■ EXERCISE AIM: Copy every record that follows, word for word.

···

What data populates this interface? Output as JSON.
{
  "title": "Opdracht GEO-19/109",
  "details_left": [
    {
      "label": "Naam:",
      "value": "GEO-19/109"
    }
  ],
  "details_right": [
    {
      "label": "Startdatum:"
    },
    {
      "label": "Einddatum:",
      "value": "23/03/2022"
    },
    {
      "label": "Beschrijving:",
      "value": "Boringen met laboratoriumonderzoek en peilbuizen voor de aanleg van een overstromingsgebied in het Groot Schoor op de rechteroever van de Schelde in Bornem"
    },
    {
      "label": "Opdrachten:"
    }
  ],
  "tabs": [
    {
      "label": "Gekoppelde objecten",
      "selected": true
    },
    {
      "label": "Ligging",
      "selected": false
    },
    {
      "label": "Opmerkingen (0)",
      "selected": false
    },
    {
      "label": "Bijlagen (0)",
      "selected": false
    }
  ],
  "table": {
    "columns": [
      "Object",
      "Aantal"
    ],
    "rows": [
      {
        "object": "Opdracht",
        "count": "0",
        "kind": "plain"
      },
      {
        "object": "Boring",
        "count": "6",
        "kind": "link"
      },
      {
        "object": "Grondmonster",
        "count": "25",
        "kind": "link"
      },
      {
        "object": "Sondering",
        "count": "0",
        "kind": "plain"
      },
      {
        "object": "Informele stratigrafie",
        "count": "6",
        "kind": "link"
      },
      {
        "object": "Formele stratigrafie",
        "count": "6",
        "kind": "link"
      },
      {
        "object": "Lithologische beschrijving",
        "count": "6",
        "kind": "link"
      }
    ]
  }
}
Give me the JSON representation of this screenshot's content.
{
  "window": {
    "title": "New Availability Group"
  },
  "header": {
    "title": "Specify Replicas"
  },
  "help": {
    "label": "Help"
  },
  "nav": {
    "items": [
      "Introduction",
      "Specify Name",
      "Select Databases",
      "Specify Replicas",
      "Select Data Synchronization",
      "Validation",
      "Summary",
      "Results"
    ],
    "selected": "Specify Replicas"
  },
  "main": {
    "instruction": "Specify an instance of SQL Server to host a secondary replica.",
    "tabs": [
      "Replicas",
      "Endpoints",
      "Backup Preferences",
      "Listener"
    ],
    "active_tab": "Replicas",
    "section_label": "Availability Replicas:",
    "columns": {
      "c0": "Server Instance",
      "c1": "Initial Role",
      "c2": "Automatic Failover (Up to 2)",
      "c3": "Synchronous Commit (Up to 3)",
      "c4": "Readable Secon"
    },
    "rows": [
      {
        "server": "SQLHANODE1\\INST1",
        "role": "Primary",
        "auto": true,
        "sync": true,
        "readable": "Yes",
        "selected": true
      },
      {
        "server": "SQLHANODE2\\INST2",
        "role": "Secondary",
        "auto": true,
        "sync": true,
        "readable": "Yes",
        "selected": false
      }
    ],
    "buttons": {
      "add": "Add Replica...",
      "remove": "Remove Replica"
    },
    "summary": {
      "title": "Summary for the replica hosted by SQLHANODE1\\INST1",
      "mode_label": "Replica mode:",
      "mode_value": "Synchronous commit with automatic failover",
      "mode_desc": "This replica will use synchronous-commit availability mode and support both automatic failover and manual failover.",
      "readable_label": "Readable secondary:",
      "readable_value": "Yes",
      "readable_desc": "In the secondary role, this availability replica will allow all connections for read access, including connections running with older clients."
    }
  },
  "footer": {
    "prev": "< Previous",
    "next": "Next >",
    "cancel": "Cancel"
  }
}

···

■ SOLUTION:
What data populates this interface? Output as JSON.
{
  "title": "Opdracht GEO-19/109",
  "details_left": [
    {
      "label": "Naam:",
      "value": "GEO-19/109"
    }
  ],
  "details_right": [
    {
      "label": "Startdatum:"
    },
    {
      "label": "Einddatum:",
      "value": "23/03/2022"
    },
    {
      "label": "Beschrijving:",
      "value": "Boringen met laboratoriumonderzoek en peilbuizen voor de aanleg van een overstromingsgebied in het Groot Schoor op de rechteroever van de Schelde in Bornem"
    },
    {
      "label": "Opdrachten:"
    }
  ],
  "tabs": [
    {
      "label": "Gekoppelde objecten",
      "selected": true
    },
    {
      "label": "Ligging",
      "selected": false
    },
    {
      "label": "Opmerkingen (0)",
      "selected": false
    },
    {
      "label": "Bijlagen (0)",
      "selected": false
    }
  ],
  "table": {
    "columns": [
      "Object",
      "Aantal"
    ],
    "rows": [
      {
        "object": "Opdracht",
        "count": "0",
        "kind": "plain"
      },
      {
        "object": "Boring",
        "count": "6",
        "kind": "link"
      },
      {
        "object": "Grondmonster",
        "count": "25",
        "kind": "link"
      },
      {
        "object": "Sondering",
        "count": "0",
        "kind": "plain"
      },
      {
        "object": "Informele stratigrafie",
        "count": "6",
        "kind": "link"
      },
      {
        "object": "Formele stratigrafie",
        "count": "6",
        "kind": "link"
      },
      {
        "object": "Lithologische beschrijving",
        "count": "6",
        "kind": "link"
      }
    ]
  }
}
Give me the JSON representation of this screenshot's content.
{
  "window": {
    "title": "New Availability Group"
  },
  "header": {
    "title": "Specify Replicas"
  },
  "help": {
    "label": "Help"
  },
  "nav": {
    "items": [
      "Introduction",
      "Specify Name",
      "Select Databases",
      "Specify Replicas",
      "Select Data Synchronization",
      "Validation",
      "Summary",
      "Results"
    ],
    "selected": "Specify Replicas"
  },
  "main": {
    "instruction": "Specify an instance of SQL Server to host a secondary replica.",
    "tabs": [
      "Replicas",
      "Endpoints",
      "Backup Preferences",
      "Listener"
    ],
    "active_tab": "Replicas",
    "section_label": "Availability Replicas:",
    "columns": {
      "c0": "Server Instance",
      "c1": "Initial Role",
      "c2": "Automatic Failover (Up to 2)",
      "c3": "Synchronous Commit (Up to 3)",
      "c4": "Readable Secon"
    },
    "rows": [
      {
        "server": "SQLHANODE1\\INST1",
        "role": "Primary",
        "auto": true,
        "sync": true,
        "readable": "Yes",
        "selected": true
      },
      {
        "server": "SQLHANODE2\\INST2",
        "role": "Secondary",
        "auto": true,
        "sync": true,
        "readable": "Yes",
        "selected": false
      }
    ],
    "buttons": {
      "add": "Add Replica...",
      "remove": "Remove Replica"
    },
    "summary": {
      "title": "Summary for the replica hosted by SQLHANODE1\\INST1",
      "mode_label": "Replica mode:",
      "mode_value": "Synchronous commit with automatic failover",
      "mode_desc": "This replica will use synchronous-commit availability mode and support both automatic failover and manual failover.",
      "readable_label": "Readable secondary:",
      "readable_value": "Yes",
      "readable_desc": "In the secondary role, this availability replica will allow all connections for read access, including connections running with older clients."
    }
  },
  "footer": {
    "prev": "< Previous",
    "next": "Next >",
    "cancel": "Cancel"
  }
}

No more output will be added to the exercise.